Some interesting proposals surfaced in Raleigh recently.

One, a bill introduced by Sen. David Hoyle, would make substantial changes in the state’s worker’s compensation program.

For one thing, it would limit to 10 years an employer’s obligation to pay medical costs and two-thirds of weekly salaries for employees hurt on the job. After the 500-week period, the burden of supporting the worker would be on Social Security.

Hoyle also would like to make an employee injured on the job ineligible for worker’s compensation if tests proved the worker was drunk at the time of the injury.

The bill has some of the state’s most effective lobbying groups on opposite sides of the issue. Many lawyers are opposed to the changes, contending businesses and industries want to shirk their obligations out of greed.

Business spokesmen argue that the existing law gives workers more incentive to stay home than to work and that worker’s comp has become a “de facto” retirement system for too many people.

Sen. Hoyle says that was never the intention of the worker’s compensation program.

Among other things, his bill would require injured workers to accept jobs that are within their capabilities that might be offered by their employers.

Worker’s comp payments for people suffering totally disabling injuries such as loss of sight or limbs would continue for life rather than be cut off after 500 weeks under Hoyle’s proposal.

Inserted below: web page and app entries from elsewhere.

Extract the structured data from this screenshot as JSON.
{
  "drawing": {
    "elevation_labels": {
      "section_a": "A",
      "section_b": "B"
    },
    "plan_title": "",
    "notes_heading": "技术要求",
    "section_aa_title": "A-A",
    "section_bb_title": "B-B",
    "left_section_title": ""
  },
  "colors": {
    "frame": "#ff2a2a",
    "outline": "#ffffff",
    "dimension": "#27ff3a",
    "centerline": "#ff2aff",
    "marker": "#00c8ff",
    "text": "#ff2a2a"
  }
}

The other interesting proposal surfacing in Raleigh recently was from Jack Walker, the retiring administrator of the state employees health plan.

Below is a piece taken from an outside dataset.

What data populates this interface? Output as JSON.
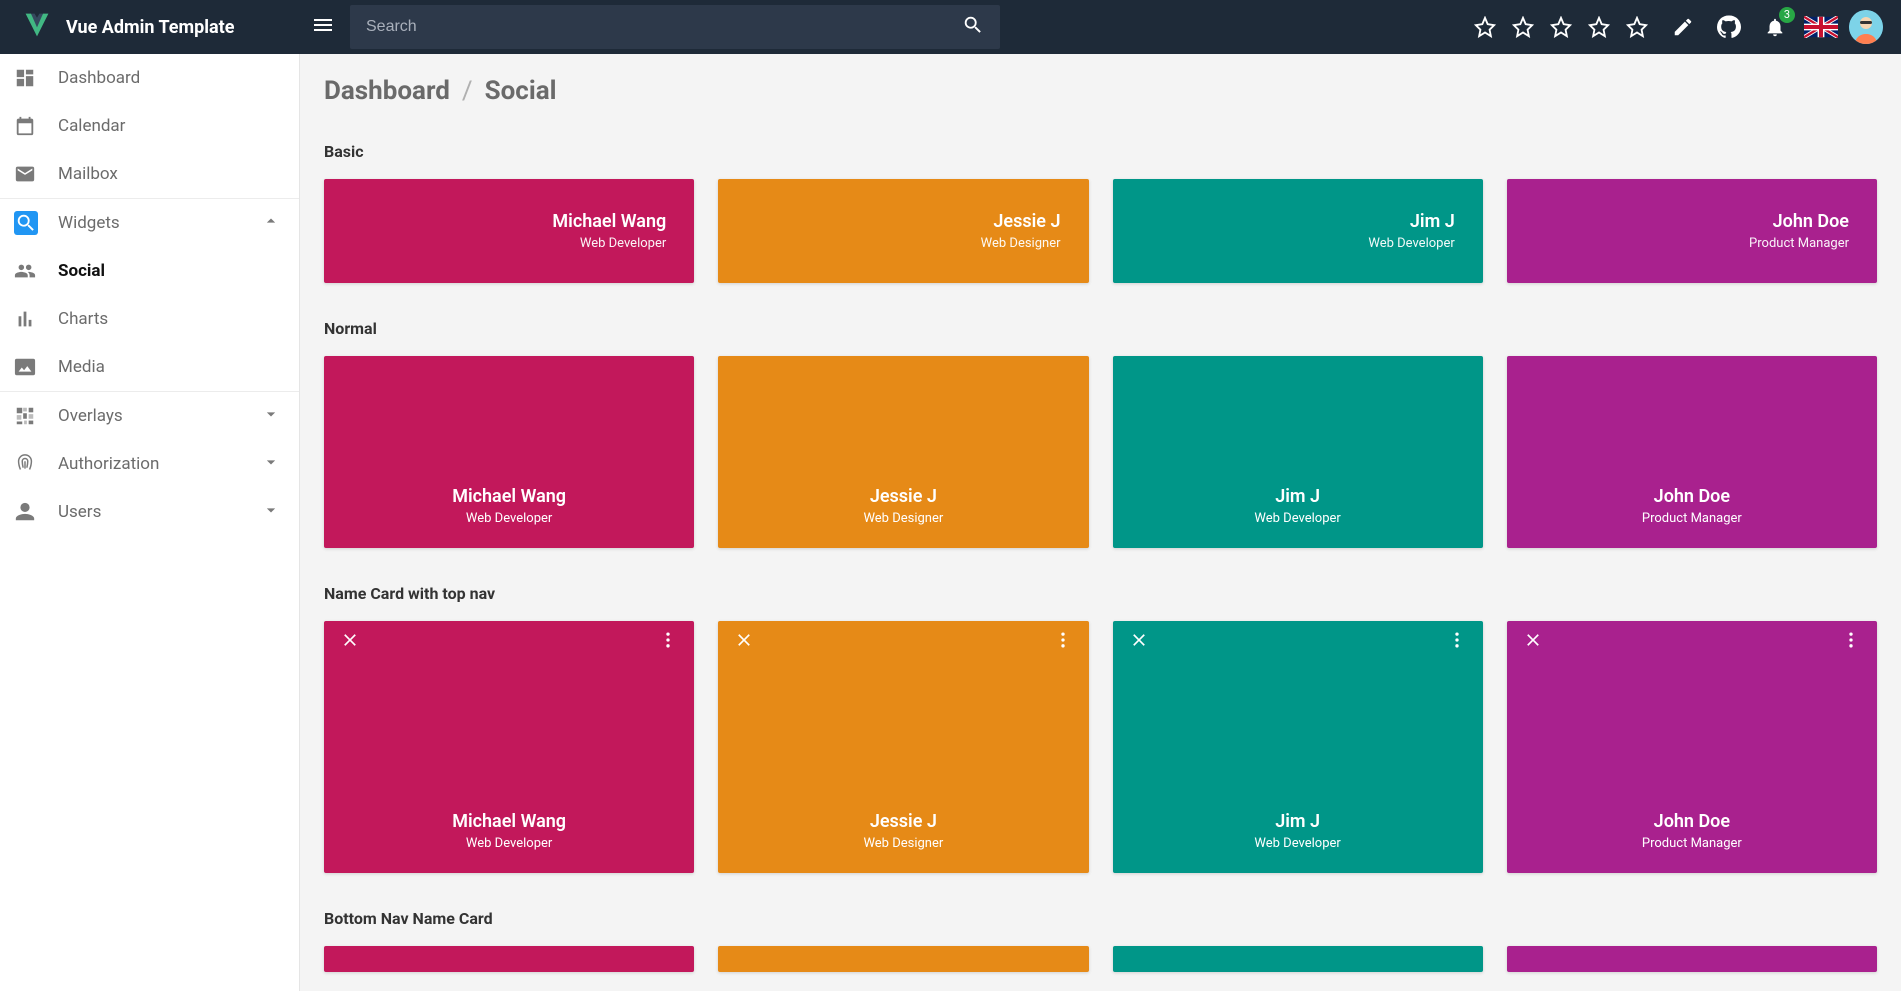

Never the favorite of state workers, Walker suggested that the state end its policy of providing free life-time medical benefits to state employees who complete at least five years of service.

Certainly that is a level of benefit no private business or industry could ever match. And it could create an astounding burden for the state that could be compounded every time an employee with five years service — regardless of age — left the ranks of state workers.

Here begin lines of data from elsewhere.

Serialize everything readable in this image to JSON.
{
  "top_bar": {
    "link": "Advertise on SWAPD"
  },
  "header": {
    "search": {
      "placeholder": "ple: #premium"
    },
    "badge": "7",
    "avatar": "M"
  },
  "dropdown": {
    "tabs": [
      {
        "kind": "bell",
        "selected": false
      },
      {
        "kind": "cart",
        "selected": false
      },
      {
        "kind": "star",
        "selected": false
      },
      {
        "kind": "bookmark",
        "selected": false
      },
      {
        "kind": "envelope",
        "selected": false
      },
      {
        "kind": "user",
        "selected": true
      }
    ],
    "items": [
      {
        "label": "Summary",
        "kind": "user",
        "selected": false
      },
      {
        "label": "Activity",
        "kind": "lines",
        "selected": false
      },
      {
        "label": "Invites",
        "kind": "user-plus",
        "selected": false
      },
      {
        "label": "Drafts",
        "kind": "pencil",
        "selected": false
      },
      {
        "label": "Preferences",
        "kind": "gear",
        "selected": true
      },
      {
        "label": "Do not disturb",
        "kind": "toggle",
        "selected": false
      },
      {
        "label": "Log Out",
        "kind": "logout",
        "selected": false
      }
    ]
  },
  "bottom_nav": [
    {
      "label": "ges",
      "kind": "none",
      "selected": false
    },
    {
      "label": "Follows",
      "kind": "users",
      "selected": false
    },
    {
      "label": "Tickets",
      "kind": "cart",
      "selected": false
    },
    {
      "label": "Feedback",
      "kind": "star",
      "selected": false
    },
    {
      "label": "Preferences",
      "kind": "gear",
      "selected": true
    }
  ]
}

The issues are certain to add spice to the already hot agenda over which our legislators are presiding this session.


Published in Editorials on April 15, 2005 10:20 AM